The common perception of the Chinese government has a theme: Communists, tyrants, anti-Westerners, persecutors, cold-hearted butchers. The government’s extensive control over its people cannot be doubted. From the “Great Firewall of China”— the censorship of the internet — to the imprisonment of dissenters, the Chinese Communist Party (CCP) has gripped its people since its rise to power in the 1960s during the Cultural Revolution. However, the CCP’s approach to unopposed power does not just involve thoughtless violence: the government has developed an incredibly effective method of rewriting history. By controlling China’s national narrative, manipulating and omitting truths as they please, the CCP has built a foundation of ignorance to ensure their regime’s success for years to come.
Few students in China know of the Tiananmen Square massacre, even as its thirtieth-anniversary approaches. When J. Christopher Beam sat down at a café in Beijing to talk to two Chinese young men about June 4, 1989, one hit the table and left—an example of a typical reaction. Others confused by the reaction would simply ask what happened, as they had no idea. Chinese millennials either know nothing about the turning point of modern Chinese history, or they know bits and pieces, picked up from college professors and hushed, indoor discussions. Most will not admit to knowing anything for fear of imprisonment or even death. Beam met a woman identified only as Susan, who was two years old when tanks crossed through her neighborhood, but she did not learn about the event until “an American classmate raised the subject” in a college class. She explained that “When I heard about [the crackdown] I was so shocked… I [didn’t] know how the government could do that to its own people.”
The massacre came after seven weeks of protest in Tiananmen Square, located in the center of China’s capital. Beijing University students had protested for many reasons: democratization, corruption, high inflation rates, free market systems, among others. By May 13, 300,000 people gathered in the Square and marched, day after day, to advocate for their human rights while thousands began hunger strikes. A week later, the government declared martial law, and the People’s Liberation Army entered the Square only to withdraw after student protesters tried to convince the soldiers to join their cause. On June 4, the situation boiled over when party leaders ordered the army to storm the Square. Tanks rolled through, crushing those who refused to move and firing aimlessly into the crowds. Soldiers jumped off, beating and stabbing college students. While the Chinese government’s official statement reported that 200 civilians died, newly released British reports claim that this number amounted to nearly 10,000 individuals, yet another example of the CCP’s rampant concealment of the truth. Additionally, the party has maintained that the massacre “was a valid response to a ‘counter-revolutionary incident’ in which some protestors were responsible for casualties.” The fact that the slaughter had been carried out by the People’s Liberation Army, one of the few institutions that most Chinese citizens trusted, only deepened the country’s wounds. Even if this part of Chinese history is sealed, the resulting resentment and sense of betrayal of those who do remember both remain unresolved.

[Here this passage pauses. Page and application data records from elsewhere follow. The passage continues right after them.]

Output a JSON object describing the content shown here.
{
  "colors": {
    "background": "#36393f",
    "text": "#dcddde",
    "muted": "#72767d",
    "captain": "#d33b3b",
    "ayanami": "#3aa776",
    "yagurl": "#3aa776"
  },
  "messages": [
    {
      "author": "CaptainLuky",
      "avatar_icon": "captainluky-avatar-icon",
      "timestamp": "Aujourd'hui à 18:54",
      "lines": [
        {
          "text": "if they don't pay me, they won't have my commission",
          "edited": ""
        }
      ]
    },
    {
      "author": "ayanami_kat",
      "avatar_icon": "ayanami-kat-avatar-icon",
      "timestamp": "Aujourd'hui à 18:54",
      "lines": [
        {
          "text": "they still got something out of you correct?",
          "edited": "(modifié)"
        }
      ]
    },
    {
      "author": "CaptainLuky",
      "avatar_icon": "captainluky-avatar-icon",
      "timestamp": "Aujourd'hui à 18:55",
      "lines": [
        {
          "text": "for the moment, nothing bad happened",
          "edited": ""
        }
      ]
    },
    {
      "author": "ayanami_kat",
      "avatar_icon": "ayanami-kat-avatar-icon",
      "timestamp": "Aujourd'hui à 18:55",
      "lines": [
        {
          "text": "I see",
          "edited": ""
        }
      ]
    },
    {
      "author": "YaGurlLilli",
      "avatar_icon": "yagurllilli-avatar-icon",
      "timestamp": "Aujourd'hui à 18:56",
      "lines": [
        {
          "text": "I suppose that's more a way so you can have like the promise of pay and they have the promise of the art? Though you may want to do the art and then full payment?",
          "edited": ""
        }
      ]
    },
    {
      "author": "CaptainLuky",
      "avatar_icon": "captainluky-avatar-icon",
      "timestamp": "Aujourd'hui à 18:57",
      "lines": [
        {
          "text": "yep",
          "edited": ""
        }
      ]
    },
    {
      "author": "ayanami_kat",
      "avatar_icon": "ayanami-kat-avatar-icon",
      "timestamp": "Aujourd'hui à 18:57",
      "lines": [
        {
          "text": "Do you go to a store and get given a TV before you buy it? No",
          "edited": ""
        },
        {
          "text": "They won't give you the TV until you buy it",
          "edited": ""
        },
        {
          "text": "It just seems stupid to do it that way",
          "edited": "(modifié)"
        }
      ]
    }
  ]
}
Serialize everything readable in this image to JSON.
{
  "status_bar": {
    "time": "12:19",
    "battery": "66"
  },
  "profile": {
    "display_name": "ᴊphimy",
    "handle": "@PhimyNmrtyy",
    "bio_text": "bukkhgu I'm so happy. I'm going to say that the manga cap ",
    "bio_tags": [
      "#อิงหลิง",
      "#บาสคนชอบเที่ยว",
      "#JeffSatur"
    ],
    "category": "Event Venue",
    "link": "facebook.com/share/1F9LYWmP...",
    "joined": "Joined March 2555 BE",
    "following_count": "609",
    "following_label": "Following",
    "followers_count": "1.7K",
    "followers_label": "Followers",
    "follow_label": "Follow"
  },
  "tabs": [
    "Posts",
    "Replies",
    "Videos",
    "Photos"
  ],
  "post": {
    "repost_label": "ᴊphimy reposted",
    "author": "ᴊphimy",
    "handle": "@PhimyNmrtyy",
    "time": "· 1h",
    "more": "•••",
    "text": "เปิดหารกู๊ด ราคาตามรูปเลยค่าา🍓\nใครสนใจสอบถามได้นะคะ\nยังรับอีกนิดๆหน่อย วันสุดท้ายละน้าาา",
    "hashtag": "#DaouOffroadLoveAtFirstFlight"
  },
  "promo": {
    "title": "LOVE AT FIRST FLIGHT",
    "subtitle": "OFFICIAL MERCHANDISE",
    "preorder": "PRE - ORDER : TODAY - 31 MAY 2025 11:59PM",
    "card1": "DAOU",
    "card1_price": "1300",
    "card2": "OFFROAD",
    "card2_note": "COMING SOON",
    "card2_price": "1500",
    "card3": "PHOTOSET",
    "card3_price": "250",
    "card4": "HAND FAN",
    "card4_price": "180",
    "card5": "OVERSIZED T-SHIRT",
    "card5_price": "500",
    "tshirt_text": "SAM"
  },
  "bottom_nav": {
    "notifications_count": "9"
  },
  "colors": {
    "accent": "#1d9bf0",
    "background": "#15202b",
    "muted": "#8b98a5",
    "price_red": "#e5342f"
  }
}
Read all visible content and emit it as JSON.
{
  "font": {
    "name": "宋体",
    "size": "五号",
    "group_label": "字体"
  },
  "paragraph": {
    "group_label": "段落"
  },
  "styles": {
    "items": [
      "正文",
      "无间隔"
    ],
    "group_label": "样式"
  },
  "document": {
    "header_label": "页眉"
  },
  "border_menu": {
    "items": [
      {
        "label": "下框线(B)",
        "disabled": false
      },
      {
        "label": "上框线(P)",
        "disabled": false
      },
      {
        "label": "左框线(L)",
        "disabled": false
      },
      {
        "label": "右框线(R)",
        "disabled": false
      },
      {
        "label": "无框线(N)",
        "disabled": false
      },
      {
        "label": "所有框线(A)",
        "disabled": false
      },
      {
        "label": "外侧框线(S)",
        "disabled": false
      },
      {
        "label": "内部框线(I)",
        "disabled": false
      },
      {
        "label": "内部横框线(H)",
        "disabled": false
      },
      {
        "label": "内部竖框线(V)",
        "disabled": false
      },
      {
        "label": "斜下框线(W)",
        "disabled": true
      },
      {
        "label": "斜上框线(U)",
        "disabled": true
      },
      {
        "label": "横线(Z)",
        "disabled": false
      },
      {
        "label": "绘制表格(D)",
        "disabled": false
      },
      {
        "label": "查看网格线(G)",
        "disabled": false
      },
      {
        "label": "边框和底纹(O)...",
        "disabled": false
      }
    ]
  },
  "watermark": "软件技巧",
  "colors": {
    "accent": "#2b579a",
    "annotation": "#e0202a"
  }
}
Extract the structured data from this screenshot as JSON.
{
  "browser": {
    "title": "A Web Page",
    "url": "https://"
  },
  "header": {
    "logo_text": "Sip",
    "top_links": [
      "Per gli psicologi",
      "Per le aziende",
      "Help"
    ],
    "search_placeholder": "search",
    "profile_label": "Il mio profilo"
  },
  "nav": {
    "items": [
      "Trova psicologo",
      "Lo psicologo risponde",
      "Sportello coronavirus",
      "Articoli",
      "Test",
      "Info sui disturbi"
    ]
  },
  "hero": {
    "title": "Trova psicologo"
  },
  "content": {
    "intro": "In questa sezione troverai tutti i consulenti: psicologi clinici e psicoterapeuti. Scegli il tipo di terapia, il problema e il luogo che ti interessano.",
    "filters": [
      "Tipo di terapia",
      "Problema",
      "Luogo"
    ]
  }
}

The CCP’s success in hiding the atrocity to its own people is both remarkable and horrifying. As part of the infamous Chinese firewall, the government banned Google from all Chinese servers in fear that the Western system of free information flow would undermine the government’s power. The government censored this massacre even more; its discussion has been unofficially banned in textbooks and Weibo––a popular microblogging site––searches. If one were to search “1989” on China’s main search engine, Baidu, the only results would be official, state-released reports or nothing at all. Similarly, on the mainland, those who try to commemorate the massacre are arrested, although protests remain strong in Hong Kong and Taiwan. The Human Rights Watch explains how the government continues to squash the victims and families demanding justice and arrests anyone too outspoken for their liking. For example, Guo Jian, a well-known artist, was arrested for creating a model of Tiananmen Square covered in ground meat. The imprisonment and death of Liu Xiaobo, a writer who won a Nobel Peace Prize for his support of students in the Tiananmen massacre and campaigns against one-party rule and various other policies, enraged many Western critics.
Ultimately, as Bonnie Gerard argues in The Diplomat, the legacy of the massacre lies in the normalization and institutionalization of “extreme censorship and political repression.” However, these tools, now essential to the CCP’s power, have led to the buildup of palpable tensions and inhibited the success of China’s modernization. According to Gerard, “China in 1989 was on the cusp of something more than just an economic explosion” but it all ended on June 4, 1989, when the government doubled down on its control of ideas. Small private businesses had been opening across the country as people began to believe that China was realizing its full potential that had been so dearly paid for during the Cultural Revolution. The government and its people never reconciled afterwards, with the CCP suppressing discussion and silencing voices that had the potential to finally address issues, and could allow the country to move past its stagnant political culture. Time explains how “Entrepreneurs cannot be expected to launch the next Google in an environment where the Internet is controlled, creative thinking is discouraged and the courts can’t protect them.” By barring intellectual freedom through censorship and oppression, the legacy of Tiananmen is holding back the country; China cannot advance and compete with the top economic powers of today without having the freedom to innovate and explore. It is time that President Xi Jinping and his government realize that.